Top-Down vs. Bottom-Up

Managers who use a top-down approach will first analyze the economy and the market outlook and then select markets and industries that they feel will outperform. These managers are more concerned with macro-economic variables than individual companies.

Fund managers who follow a bottom-up management style start by selecting promising individual companies. Only stocks or bonds that meet these managers' investment criteria are purchased. If they can't find what they want at a price they are willing to pay, they will hold cash until they do.

Some fund managers combine top-down and bottom-up styles by determining not only the countries and industries in which to invest but also the individual companies.

Technical vs. Fundamental Analysis

Some portfolio managers look at the fundamentals of individual stocks, while others invest based on technical analysis. Fundamentalists spend time poring over annual reports and visiting companies in an effort to glean information about a company's financial health. Technical analysts pore over charts of stock prices and economic data in an attempt to divine future trends. Technical analysis has seen a resurgence in use due to the prevalence of accurate real time market information.

Interest-Rate Anticipation

This technique used commonly by fixed income managers involves forecasting and analyzing the direction of the change in interest rates, the degree of the change across maturities and the timing of the change. Interest rate predictions have far-reaching effects, but can also directly impact prices of financial instruments like bonds. A correct forecast on interest rates can have a significant effect on a portfolio’s incremental returns.

Diversification
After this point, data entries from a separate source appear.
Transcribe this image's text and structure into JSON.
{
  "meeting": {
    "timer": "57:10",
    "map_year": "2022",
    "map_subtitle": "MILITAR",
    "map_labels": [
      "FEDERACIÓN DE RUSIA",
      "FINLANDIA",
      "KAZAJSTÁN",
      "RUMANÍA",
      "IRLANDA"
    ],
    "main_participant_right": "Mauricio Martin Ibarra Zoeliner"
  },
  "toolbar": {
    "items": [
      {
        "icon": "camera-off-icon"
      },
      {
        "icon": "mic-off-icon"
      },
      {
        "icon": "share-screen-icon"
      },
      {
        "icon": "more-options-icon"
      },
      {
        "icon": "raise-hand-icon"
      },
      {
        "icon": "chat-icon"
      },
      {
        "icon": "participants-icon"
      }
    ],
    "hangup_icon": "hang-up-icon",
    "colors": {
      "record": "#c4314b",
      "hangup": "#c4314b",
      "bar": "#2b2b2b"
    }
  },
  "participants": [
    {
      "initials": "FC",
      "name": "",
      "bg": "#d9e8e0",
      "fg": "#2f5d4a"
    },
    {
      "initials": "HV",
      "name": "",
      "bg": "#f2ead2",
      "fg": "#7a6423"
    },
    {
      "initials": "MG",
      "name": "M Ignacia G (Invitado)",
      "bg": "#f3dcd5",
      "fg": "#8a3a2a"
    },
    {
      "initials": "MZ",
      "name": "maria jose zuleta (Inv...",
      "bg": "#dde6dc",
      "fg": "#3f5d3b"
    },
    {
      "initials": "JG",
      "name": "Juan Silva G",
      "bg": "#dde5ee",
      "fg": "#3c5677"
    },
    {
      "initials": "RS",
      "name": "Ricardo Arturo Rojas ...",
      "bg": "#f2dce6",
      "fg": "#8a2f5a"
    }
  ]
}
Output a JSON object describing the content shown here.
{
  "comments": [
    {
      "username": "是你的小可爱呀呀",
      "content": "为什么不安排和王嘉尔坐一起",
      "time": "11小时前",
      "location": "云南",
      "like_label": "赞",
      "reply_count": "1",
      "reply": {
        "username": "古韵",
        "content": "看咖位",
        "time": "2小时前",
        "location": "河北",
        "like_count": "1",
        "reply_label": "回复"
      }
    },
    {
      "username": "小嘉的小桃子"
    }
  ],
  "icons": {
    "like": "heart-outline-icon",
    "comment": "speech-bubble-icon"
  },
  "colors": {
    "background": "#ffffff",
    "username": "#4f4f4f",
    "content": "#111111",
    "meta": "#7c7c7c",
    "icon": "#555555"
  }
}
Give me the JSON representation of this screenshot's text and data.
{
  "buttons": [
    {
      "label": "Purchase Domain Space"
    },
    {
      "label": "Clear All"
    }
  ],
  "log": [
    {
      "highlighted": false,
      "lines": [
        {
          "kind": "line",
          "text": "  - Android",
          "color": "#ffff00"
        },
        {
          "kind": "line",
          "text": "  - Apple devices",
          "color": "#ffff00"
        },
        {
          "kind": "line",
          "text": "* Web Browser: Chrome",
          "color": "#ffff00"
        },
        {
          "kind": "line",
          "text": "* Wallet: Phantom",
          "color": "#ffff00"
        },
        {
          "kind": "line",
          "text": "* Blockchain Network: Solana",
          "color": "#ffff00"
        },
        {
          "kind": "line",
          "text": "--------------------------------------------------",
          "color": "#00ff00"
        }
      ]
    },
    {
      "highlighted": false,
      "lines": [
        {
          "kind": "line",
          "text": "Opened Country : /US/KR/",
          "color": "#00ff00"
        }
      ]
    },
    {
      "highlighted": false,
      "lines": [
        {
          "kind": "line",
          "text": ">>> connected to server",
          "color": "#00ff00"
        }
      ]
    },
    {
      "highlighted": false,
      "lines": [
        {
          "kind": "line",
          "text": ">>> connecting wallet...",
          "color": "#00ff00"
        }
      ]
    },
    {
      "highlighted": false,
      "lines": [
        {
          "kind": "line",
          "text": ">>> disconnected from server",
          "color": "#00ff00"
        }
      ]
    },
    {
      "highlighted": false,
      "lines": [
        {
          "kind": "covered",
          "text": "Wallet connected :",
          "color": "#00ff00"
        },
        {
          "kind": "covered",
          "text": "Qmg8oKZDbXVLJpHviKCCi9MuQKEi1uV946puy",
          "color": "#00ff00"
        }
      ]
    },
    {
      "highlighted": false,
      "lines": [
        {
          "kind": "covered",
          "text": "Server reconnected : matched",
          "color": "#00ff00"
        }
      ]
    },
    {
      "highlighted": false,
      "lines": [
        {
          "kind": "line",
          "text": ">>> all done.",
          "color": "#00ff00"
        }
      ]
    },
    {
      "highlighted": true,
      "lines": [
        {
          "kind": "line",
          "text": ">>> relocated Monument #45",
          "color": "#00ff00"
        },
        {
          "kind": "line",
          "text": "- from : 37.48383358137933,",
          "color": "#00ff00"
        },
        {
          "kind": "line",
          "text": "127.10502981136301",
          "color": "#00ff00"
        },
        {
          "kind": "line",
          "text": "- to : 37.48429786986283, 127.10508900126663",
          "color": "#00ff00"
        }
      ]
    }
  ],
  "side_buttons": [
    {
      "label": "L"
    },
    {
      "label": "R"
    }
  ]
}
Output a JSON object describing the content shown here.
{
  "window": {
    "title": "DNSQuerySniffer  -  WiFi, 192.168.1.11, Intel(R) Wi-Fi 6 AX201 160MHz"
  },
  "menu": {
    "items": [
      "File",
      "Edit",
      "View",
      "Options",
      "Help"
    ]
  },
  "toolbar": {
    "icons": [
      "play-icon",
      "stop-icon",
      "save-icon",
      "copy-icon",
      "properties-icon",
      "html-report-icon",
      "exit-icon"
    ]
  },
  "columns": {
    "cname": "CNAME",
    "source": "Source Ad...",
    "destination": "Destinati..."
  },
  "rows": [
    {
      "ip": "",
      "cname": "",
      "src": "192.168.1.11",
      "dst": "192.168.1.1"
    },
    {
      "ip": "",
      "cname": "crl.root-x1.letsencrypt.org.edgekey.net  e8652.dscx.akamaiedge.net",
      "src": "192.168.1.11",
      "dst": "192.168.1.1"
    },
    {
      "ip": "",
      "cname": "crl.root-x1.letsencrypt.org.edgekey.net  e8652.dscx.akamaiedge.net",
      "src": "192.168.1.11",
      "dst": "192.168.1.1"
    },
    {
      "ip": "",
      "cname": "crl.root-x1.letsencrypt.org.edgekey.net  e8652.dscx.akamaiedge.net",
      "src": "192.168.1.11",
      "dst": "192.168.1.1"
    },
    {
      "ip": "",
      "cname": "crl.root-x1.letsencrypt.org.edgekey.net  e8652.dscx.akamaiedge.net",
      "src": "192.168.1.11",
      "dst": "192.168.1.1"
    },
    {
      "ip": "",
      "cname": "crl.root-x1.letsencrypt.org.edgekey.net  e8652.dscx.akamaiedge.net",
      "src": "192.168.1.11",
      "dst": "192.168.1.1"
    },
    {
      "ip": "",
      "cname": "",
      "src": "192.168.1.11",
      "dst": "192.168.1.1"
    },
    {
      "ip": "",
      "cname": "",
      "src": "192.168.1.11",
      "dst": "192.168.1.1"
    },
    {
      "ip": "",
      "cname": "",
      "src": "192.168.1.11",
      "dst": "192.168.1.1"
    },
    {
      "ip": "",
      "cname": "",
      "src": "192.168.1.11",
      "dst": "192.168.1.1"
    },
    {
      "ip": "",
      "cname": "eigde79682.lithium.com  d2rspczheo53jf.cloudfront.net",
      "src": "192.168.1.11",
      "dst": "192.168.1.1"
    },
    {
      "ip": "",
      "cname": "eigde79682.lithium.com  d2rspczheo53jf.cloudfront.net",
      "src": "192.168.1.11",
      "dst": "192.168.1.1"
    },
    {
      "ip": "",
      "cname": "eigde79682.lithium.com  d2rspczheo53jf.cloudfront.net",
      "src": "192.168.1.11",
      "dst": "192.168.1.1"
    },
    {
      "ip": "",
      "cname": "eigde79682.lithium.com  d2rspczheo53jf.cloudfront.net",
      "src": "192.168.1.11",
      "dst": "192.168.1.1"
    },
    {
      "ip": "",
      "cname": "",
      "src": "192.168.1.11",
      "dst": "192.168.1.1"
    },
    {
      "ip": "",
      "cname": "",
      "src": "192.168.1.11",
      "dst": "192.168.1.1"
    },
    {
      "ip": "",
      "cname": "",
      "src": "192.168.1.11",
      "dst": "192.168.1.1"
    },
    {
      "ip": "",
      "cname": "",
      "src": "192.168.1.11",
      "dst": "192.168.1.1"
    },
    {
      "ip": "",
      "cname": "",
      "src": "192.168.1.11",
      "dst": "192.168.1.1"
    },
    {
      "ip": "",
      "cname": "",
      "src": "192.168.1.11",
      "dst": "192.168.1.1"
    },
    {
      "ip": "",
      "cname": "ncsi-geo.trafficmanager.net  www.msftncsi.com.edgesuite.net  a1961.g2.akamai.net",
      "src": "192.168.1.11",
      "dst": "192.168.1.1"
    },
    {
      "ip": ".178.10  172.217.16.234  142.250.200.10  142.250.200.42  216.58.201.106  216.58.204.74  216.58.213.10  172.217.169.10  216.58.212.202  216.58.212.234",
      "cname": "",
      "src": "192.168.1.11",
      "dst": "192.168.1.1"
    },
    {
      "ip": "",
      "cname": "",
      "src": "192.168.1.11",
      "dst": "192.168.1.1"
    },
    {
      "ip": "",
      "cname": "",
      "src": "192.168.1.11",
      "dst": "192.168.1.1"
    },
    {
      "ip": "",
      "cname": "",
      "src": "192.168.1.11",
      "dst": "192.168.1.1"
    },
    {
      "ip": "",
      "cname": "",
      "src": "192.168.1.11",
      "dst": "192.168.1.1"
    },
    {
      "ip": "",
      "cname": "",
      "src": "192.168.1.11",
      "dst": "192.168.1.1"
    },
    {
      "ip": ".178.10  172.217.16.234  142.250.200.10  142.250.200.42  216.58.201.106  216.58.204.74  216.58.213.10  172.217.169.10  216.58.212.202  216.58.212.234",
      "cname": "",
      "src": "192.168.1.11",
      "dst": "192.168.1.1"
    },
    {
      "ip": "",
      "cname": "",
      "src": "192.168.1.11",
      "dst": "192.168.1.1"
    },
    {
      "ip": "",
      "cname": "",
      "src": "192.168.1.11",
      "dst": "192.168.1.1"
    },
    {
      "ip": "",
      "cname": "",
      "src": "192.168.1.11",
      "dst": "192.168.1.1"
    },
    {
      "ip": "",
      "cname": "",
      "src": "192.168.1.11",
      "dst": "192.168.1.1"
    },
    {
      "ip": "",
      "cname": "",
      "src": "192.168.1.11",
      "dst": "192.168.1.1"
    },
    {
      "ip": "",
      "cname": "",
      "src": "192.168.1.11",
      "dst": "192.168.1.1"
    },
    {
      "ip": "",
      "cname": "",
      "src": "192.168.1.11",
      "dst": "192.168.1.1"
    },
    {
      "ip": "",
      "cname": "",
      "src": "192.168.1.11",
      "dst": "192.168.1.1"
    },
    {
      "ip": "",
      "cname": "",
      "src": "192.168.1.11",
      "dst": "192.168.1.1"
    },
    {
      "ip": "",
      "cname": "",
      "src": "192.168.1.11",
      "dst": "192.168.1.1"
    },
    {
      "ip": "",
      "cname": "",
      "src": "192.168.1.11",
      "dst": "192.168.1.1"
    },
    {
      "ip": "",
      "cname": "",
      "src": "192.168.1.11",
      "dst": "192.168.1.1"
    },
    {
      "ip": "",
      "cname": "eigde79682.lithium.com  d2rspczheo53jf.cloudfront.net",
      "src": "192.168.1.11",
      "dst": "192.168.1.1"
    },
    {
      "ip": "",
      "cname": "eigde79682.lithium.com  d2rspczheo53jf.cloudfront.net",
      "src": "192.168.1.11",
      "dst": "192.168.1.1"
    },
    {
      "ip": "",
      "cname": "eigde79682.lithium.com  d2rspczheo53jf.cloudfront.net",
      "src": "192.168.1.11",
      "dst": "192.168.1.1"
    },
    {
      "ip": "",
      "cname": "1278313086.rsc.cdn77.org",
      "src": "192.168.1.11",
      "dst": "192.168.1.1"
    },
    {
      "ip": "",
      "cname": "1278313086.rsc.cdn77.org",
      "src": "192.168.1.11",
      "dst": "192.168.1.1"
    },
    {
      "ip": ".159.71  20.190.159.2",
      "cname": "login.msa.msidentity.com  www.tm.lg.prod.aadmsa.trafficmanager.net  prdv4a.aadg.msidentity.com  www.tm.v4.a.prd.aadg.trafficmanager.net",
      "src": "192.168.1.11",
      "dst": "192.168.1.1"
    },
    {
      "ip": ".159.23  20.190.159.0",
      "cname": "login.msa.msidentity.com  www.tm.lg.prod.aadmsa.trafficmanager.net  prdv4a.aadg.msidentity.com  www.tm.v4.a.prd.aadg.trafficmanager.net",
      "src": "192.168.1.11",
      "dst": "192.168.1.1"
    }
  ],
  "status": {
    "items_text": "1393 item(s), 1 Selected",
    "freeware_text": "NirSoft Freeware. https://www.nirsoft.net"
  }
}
Many experts encourage diversification in many aspects including investment style, geographic scope, industry and asset class. Financial services professionals, including financial advisors and investment brokers, have been specifically trained to address and plan for all the considerations above. Please consult a financial professional in your area to assist you with constructing an appropriate portfolio mix.